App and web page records
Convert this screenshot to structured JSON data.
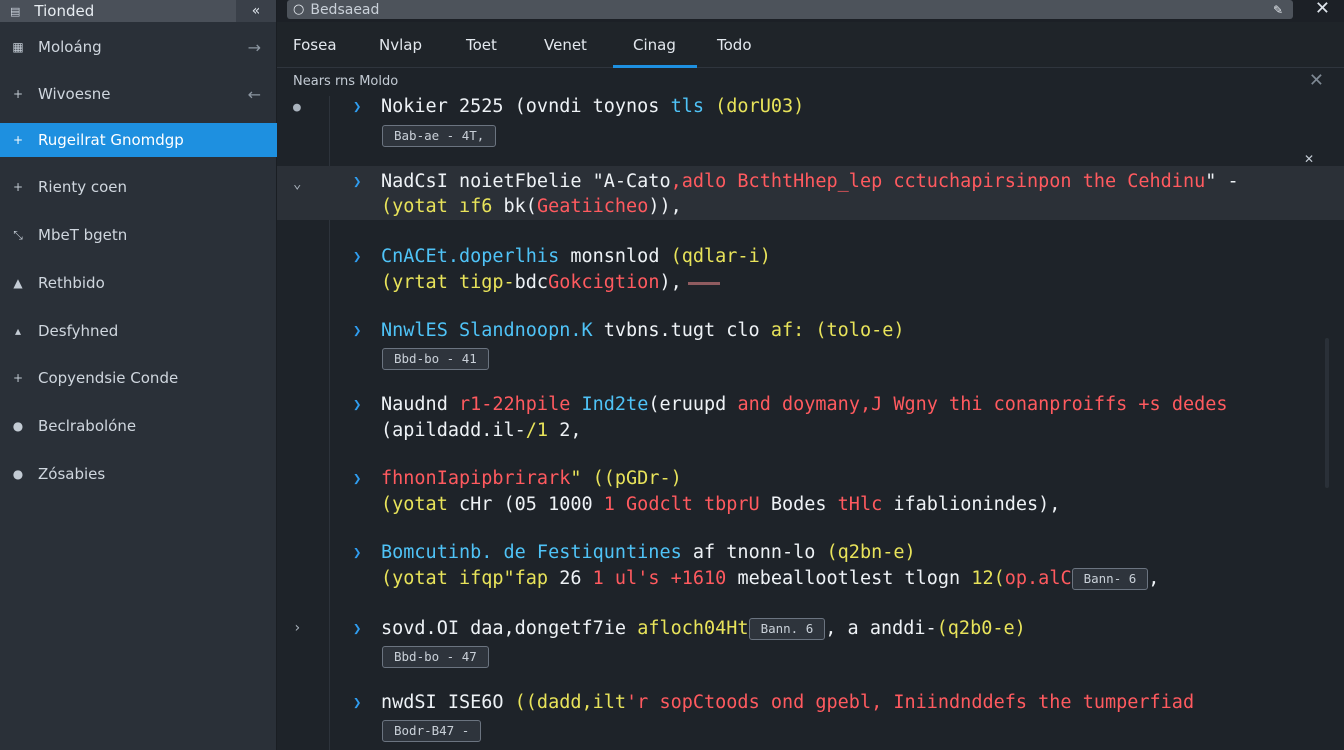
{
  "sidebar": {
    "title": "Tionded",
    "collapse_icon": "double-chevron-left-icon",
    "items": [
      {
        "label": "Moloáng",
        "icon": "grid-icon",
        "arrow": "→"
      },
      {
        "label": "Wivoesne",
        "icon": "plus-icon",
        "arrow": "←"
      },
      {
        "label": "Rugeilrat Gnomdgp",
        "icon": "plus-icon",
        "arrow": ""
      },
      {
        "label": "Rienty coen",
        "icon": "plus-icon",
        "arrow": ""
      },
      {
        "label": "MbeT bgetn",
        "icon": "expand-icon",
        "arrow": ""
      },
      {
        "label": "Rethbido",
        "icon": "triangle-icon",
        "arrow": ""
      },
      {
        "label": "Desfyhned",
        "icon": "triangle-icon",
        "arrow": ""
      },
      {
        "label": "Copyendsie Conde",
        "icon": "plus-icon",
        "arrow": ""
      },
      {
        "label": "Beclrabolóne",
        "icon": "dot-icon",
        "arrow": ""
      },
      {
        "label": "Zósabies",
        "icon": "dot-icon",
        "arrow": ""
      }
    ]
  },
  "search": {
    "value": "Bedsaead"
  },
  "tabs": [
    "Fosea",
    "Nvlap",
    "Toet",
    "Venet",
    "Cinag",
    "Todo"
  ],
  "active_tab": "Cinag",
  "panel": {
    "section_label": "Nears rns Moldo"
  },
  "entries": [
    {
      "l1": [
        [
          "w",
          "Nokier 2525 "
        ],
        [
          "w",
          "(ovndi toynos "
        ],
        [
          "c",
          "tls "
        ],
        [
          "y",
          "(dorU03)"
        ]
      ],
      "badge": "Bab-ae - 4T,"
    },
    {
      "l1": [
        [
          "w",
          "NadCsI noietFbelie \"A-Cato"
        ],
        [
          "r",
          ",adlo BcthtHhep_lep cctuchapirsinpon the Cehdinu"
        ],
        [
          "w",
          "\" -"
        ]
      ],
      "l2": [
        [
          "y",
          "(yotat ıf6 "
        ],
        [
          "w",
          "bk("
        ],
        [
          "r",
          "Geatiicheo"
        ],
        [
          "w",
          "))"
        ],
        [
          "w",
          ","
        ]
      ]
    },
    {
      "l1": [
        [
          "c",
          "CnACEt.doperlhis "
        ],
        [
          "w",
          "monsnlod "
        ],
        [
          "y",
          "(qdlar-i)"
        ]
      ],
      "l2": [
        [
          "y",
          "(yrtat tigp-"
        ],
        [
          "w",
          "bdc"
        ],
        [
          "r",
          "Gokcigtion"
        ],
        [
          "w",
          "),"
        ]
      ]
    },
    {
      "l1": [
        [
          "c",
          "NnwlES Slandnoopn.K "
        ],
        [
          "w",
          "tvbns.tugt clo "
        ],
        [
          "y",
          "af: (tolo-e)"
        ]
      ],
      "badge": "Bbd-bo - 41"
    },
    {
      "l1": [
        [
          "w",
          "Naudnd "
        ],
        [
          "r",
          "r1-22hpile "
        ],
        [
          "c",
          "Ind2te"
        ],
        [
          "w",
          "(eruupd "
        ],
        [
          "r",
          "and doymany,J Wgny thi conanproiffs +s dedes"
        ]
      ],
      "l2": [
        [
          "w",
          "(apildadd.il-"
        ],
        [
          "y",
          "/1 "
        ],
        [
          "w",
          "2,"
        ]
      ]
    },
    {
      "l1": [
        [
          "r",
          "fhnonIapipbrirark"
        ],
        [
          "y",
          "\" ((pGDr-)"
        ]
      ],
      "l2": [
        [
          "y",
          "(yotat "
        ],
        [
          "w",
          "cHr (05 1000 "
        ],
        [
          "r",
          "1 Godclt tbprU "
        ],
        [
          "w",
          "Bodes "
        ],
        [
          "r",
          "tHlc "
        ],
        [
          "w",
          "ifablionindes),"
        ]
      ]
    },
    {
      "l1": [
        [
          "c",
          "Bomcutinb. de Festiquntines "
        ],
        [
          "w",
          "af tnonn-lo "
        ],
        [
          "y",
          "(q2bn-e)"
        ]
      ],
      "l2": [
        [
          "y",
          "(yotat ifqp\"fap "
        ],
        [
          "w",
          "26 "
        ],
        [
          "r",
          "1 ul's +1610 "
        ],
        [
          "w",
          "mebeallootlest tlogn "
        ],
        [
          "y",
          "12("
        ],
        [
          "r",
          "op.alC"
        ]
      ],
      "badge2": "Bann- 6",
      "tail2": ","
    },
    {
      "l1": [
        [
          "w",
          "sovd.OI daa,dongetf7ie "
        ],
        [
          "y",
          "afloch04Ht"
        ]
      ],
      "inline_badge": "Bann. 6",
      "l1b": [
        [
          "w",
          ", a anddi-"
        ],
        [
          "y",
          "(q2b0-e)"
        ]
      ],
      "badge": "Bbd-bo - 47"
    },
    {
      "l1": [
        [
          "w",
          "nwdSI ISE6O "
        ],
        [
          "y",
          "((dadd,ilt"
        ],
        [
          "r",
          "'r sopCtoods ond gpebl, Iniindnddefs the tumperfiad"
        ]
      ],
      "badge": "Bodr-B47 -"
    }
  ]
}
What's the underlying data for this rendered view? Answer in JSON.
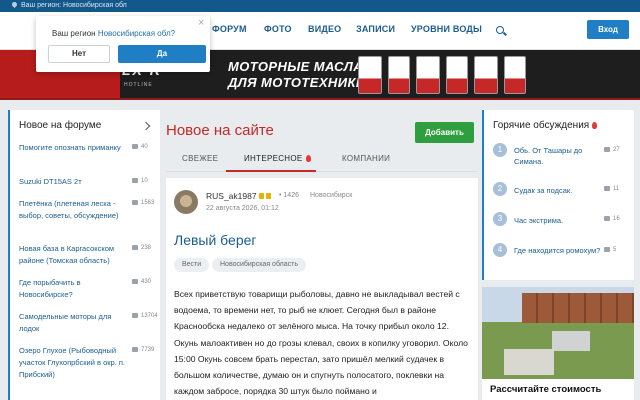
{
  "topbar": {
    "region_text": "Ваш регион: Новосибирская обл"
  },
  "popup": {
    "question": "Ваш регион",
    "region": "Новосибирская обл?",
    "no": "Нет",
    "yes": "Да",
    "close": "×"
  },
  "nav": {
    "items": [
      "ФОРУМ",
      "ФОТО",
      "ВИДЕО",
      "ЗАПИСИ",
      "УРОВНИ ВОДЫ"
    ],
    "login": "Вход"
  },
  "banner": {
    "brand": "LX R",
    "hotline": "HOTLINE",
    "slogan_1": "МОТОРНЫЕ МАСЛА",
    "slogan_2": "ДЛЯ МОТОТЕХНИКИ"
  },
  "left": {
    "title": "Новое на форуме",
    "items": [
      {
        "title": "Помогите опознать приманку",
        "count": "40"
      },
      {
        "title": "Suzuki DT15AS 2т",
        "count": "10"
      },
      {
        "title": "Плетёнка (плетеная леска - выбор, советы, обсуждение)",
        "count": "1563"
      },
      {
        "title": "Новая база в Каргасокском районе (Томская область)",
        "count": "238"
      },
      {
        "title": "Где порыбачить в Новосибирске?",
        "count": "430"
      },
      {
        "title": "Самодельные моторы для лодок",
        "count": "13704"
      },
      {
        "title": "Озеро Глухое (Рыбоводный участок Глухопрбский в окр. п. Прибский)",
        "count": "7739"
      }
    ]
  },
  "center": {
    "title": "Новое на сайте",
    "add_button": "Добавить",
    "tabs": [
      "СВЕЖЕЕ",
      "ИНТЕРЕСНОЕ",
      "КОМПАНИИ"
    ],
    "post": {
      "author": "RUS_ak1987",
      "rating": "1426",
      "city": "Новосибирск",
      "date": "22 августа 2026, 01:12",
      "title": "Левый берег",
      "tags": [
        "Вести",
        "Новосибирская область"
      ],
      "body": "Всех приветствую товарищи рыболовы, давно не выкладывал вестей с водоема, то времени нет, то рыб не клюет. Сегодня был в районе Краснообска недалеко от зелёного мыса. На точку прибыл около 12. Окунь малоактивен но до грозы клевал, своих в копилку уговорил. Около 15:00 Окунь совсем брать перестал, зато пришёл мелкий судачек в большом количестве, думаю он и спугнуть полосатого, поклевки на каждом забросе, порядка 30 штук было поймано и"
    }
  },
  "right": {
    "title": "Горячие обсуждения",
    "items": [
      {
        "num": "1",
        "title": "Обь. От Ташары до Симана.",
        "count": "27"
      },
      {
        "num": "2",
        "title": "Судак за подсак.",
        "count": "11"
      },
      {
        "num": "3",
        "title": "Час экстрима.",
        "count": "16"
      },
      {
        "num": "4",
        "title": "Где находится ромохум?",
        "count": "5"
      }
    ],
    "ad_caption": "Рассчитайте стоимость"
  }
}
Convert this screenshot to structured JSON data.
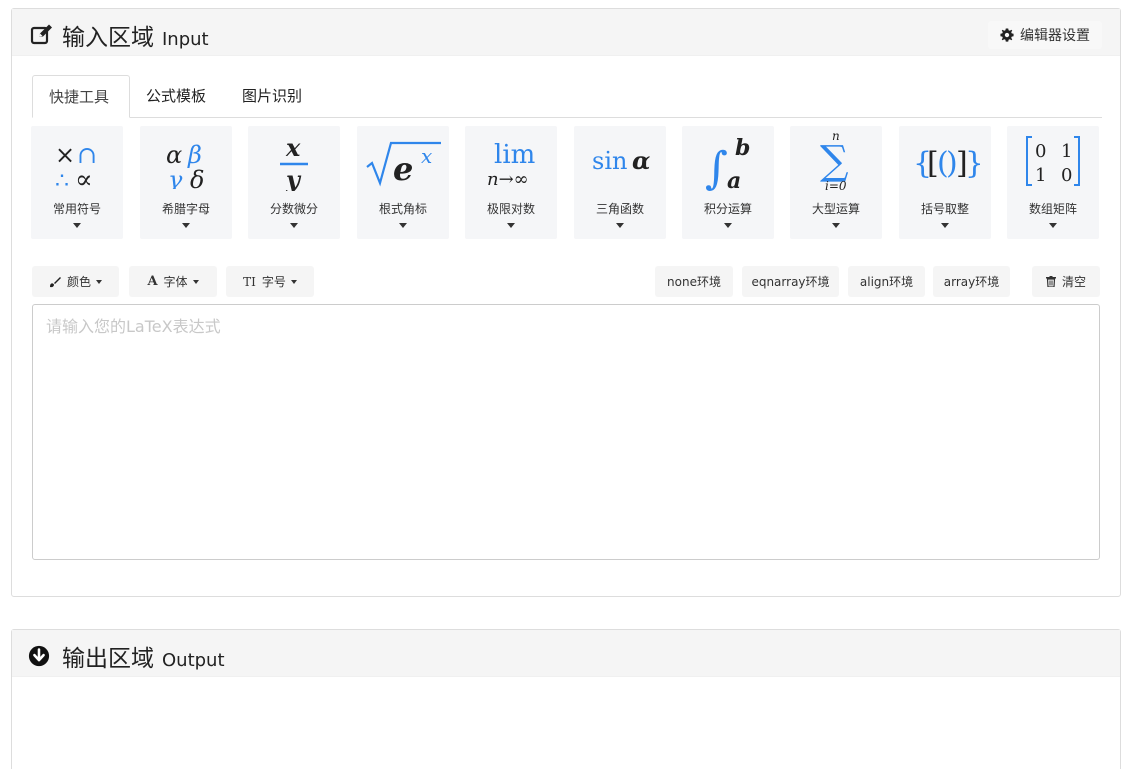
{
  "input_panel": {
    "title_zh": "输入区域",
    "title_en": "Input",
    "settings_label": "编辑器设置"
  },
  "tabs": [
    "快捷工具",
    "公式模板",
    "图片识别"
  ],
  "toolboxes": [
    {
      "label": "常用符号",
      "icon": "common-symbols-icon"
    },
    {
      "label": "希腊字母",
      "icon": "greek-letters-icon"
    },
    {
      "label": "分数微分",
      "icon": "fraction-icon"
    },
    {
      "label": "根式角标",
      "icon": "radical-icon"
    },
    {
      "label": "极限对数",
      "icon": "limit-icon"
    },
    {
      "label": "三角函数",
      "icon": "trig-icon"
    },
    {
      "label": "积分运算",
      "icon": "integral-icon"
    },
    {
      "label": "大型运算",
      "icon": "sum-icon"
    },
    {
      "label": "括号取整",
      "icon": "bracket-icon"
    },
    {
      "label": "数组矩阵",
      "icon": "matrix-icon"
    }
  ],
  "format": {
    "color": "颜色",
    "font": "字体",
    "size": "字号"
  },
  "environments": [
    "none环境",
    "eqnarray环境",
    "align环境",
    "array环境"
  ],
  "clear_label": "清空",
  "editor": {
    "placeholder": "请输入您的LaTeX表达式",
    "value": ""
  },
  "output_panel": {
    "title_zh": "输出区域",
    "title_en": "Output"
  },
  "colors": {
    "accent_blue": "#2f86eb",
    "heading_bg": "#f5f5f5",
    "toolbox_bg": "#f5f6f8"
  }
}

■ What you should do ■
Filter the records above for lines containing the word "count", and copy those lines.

■ Result ■
        "count": "40"
        "count": "10"
        "count": "1563"
        "count": "238"
        "count": "430"
        "count": "13704"
        "count": "7739"
        "count": "27"
        "count": "11"
        "count": "16"
        "count": "5"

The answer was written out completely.